CDC: Skin Infections


What are skin infections?

Skin infections occur when bacteria infect the skin and sometimes the deep tissue beneath the skin. Cellulitis is a common type of skin infection that causes redness, swelling, and pain in the infected area of the skin.

Another type of skin infection is skin abscess, which is a collection of pus under the skin.


Normally, different types of bacteria live on a person’s skin. Cellulitis or abscess can occur if there is a cut or a break in the skin that allows bacteria to enter and cause an infection.

Risk Factors

Some factors can increase the risk of cellulitis, including:

  • Injury to the skin
  • Skin conditions, such as athlete’s foot or eczema
  • Chronic swelling of the legs or arms
  • Obesity
  • Diabetes


Symptoms of cellulitis can come on gradually or suddenly and include:

  • Skin redness
  • Pain, tenderness, or warmth when the affected skin is touched
  • Swelling of the affected area

An abscess has similar symptoms as cellulitis but also has a collection of pus inside, which can sometimes drain out.

When to Seek Medical Care

See a doctor right away if your child is younger than 3 months old and has a fever of 100.4 °F (38 °C) or higher.

See a doctor if you have symptoms of cellulitis or abscess. Although most cases of cellulitis resolve quickly with treatment, some can spread to the lymph nodes and bloodstream and can become life-threatening.


Your doctor will determine if you have a skin infection by asking about symptoms and doing a physical examination.

Antibiotics are needed to treat cellulitis.

If you have a skin abscess, your doctor may need to drain the pus from the abscess. Antibiotics are sometimes needed for abscesses after the pus has been drained.

Any time you take antibiotics, they can cause side effects. Side effects can range from minor issues, like a rash, to very serious health problems, such as antibiotic-resistant infections and C. diff infection, which causes diarrhea that can lead to severe colon damage and death. Call your doctor if you develop any side effects while taking your antibiotic.

In some cases, severe infections need to be treated in the hospital.

How to Feel Better

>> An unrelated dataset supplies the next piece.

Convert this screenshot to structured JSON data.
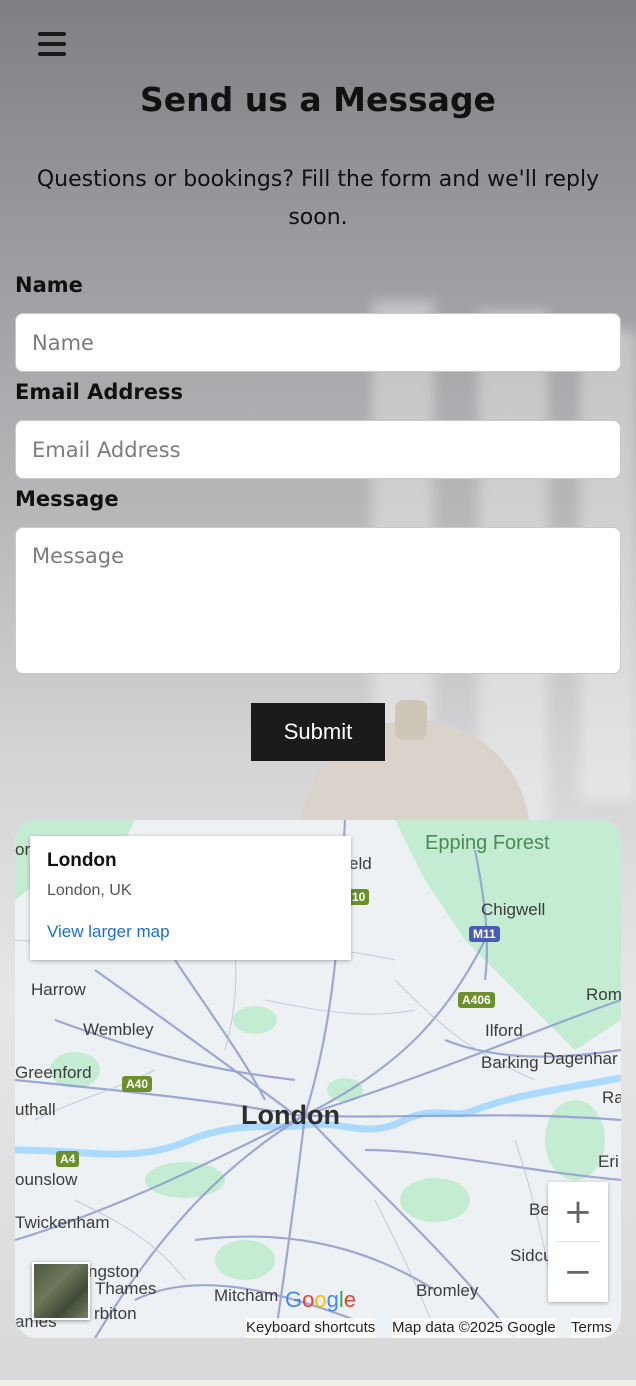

If you are prescribed antibiotics for your skin infection:

  • Take them exactly as your doctor tells you.
  • Do not share your antibiotics with others.
  • Do not save them for later. Talk to your pharmacist about safely discarding leftover medicines.

Talk with your doctor if you have any questions about your antibiotics. Keeping the area clean is important so your skin infection can get better. If the infection is in the leg, elevating the leg can help decrease swelling.


You can help prevent skin infections by doing the following:

  • Clean your hands.
  • Wash cuts with soap and water.
  • Talk to your doctor about steps you can take to prevent skin infections, especially if you have a condition, such as diabetes, that increases your risk of certain skin infections.

Source: https://www.cdc.gov/antibiotic-use/skin-infections.html